Gynaecological cancers are cancers that start in a woman’s reproductive system. They include cervical, ovarian and womb cancers. The treatment you have varies according to where the cancer started.
Go to the NHS website for more information about:
The following charities also offer more information and support about gynaecological cancers:
What to expect at your appointment
Your first appointment at King’s may take between 45 minutes and two hours, and you may have tests and investigations on the same day or at a later date.
You will see a doctor who will ask you about your symptoms and explain which tests or investigations you may need. The type of tests – and the treatment you may have – will vary because there are a number of different cancers which can affect your ovaries, womb, vagina, cervix or vulva.
You may also meet the clinical nurse specialist (CNS) who will be your key worker during your care. They will explain your test and treatment options and support you and your family. You will be given written information about the type of cancer you have, your treatment options, and other sources of support, such as King’s Macmillian Information and Support Centre.
We usually send you appointment letters for tests, investigations or treatments by post.
Tests and investigations
At your first appointment you may have one or more of the following tests or you may be asked to return at a later date to have them. They help us to find out whether you have cancer and to assess your treatment options.

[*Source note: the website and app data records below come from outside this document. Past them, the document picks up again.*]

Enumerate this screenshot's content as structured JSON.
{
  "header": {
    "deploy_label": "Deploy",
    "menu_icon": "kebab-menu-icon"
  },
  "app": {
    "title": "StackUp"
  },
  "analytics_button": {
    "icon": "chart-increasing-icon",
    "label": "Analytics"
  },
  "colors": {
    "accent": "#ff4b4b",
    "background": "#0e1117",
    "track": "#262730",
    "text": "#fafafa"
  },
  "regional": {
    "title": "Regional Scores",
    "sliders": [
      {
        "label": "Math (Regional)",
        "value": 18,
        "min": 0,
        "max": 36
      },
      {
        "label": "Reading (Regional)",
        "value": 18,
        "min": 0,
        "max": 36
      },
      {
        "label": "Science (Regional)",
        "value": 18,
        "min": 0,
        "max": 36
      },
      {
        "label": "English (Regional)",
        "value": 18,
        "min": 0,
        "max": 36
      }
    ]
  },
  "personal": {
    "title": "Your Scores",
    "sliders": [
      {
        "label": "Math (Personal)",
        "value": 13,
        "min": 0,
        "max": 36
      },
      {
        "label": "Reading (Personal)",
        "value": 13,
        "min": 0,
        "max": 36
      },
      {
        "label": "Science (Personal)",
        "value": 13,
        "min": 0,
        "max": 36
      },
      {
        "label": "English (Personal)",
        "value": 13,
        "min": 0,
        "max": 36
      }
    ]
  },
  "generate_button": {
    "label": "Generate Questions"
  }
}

They include:
- biopsy, which you may have during an ultrasound, CT scan, hysteroscopy or colposcopy
- blood tests to check your general health and to detect tumour markers which may indicate you have a cancer
- CT scan
- endoscopy such as hysteroscopy, which you will have as a day case procedure
- MRI scan
- ultrasound, which you may have at your first appointment. You may have an internal (transvaginal) and/or an external abdominal (tummy) scan
Your care and treatment depends on the type of cancer you have, its size and where it is, how far it has advanced (the stage) and your overall health. The final decision about what treatment you have is yours.
After our team of specialists reviews the results of your tests and investigations, we will arrange an appointment with you so you can discuss your treatment options with your consultant and clinical nurse specialist.
Your treatment may include one or more or a combination of treatments such as:
- radiotherapy and/or chemotherapy at Guy’s and St Thomas’ Hospital
- surgery at King’s or at St Thomas’ Hospital
Who to contact
At your first appointment, we will tell you who your key worker is and how and when you can contact them. Your key worker is usually a clinical nurse specialist (CNS).
Gynaeoncology clinical nurse specialist
Email: [email protected]
Tel: +44 (0)20 3299 9324
Available: Monday 9am to 5pm; Wednesday 9am to 4.30pm; Thursday 9am to 1pm
If you have practical queries or want further information about support groups, contact the Macmillan Centre at King’s.
Your care will be provided by a group of experts called a multidisciplinary team (MDT). This is a team of doctors, nurses and other health professionals specialising in treating your type of cancer. You can discuss your care with them and ask them any questions you have about your treatment. Our team includes.
- Mr Frank Lawton
Additional support and information
We want to make sure that you get all the assistance you need to live well with – and after – cancer. There’s a wide range of support available to help you cope with cancer, including physical, emotional and practical advice for you, your family, friends and carers.
The Gynaecological Cancer Support Group is held once a month at St Thomas’ Hospital. For more information, please call +44 (0)20 7188 5918.